• [Try it] Would you count the lines in the entries below that contain "title"? Reply with the number only.

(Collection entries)
######

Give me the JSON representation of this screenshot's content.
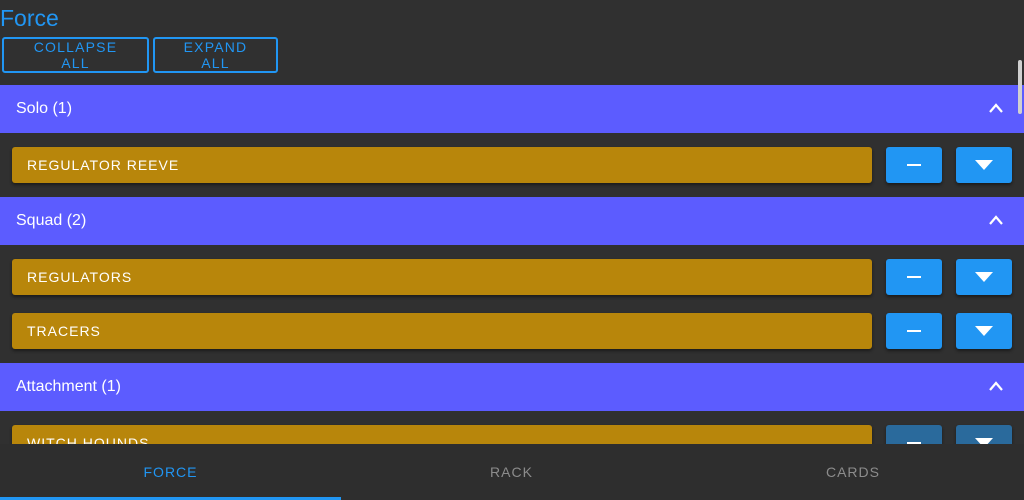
{
  "page": {
    "title": "Force"
  },
  "toolbar": {
    "collapse_label": "COLLAPSE ALL",
    "expand_label": "EXPAND ALL"
  },
  "sections": [
    {
      "title": "Solo (1)",
      "units": [
        "REGULATOR REEVE"
      ]
    },
    {
      "title": "Squad (2)",
      "units": [
        "REGULATORS",
        "TRACERS"
      ]
    },
    {
      "title": "Attachment (1)",
      "units": [
        "WITCH HOUNDS"
      ]
    }
  ],
  "icons": {
    "chevron": "chevron-up-icon",
    "minus": "minus-icon",
    "expand": "caret-down-icon"
  },
  "colors": {
    "accent": "#2196f3",
    "section": "#5c5cff",
    "unit": "#b8860b",
    "background": "#303030"
  },
  "nav": {
    "tabs": [
      "FORCE",
      "RACK",
      "CARDS"
    ],
    "active": "FORCE"
  }
}
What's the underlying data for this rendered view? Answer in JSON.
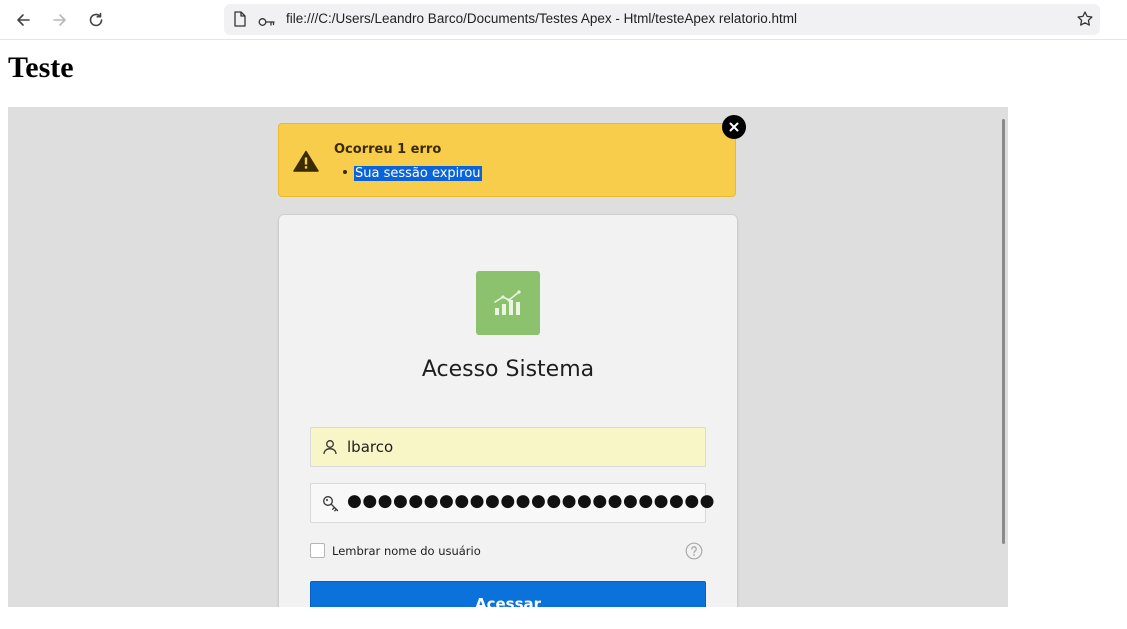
{
  "browser": {
    "address": "file:///C:/Users/Leandro Barco/Documents/Testes Apex - Html/testeApex relatorio.html"
  },
  "page": {
    "heading": "Teste"
  },
  "alert": {
    "title": "Ocorreu 1 erro",
    "messages": [
      "Sua sessão expirou"
    ],
    "color": "#f8cd4b"
  },
  "login": {
    "title": "Acesso Sistema",
    "username_value": "lbarco",
    "password_masked": "●●●●●●●●●●●●●●●●●●●●●●●●",
    "remember_label": "Lembrar nome do usuário",
    "remember_checked": false,
    "submit_label": "Acessar",
    "accent_color": "#0a72da",
    "logo_color": "#8cc26e",
    "icons": [
      "user-icon",
      "key-icon",
      "help-icon",
      "chart-logo-icon"
    ]
  }
}
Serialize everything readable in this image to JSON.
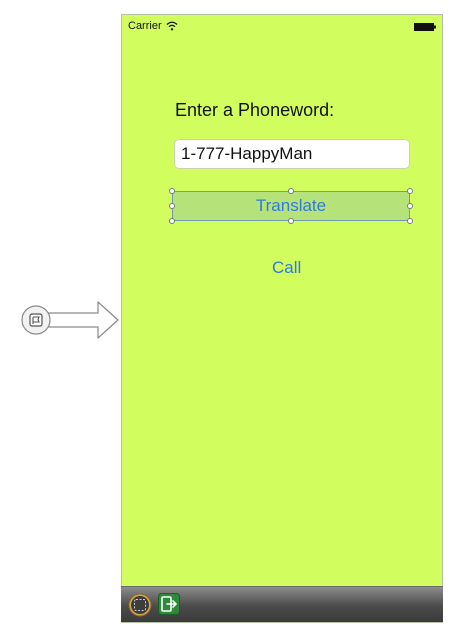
{
  "status_bar": {
    "carrier": "Carrier",
    "wifi_icon": "wifi-icon",
    "battery_icon": "battery-icon"
  },
  "scene": {
    "background_color": "#d1fd5f",
    "phone_label": "Enter a Phoneword:",
    "phone_input": {
      "value": "1-777-HappyMan",
      "placeholder": ""
    },
    "translate_button": "Translate",
    "call_button": "Call",
    "selected_element": "translate_button"
  },
  "entry_point": {
    "icon": "storyboard-entry-point-icon"
  },
  "dock": {
    "items": [
      {
        "icon": "view-controller-icon"
      },
      {
        "icon": "exit-icon"
      }
    ]
  },
  "colors": {
    "accent_blue": "#2f7bdf",
    "selection_fill": "#b6e27a",
    "dock_dark": "#3b3b3b"
  }
}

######

• [Reply to the task] 6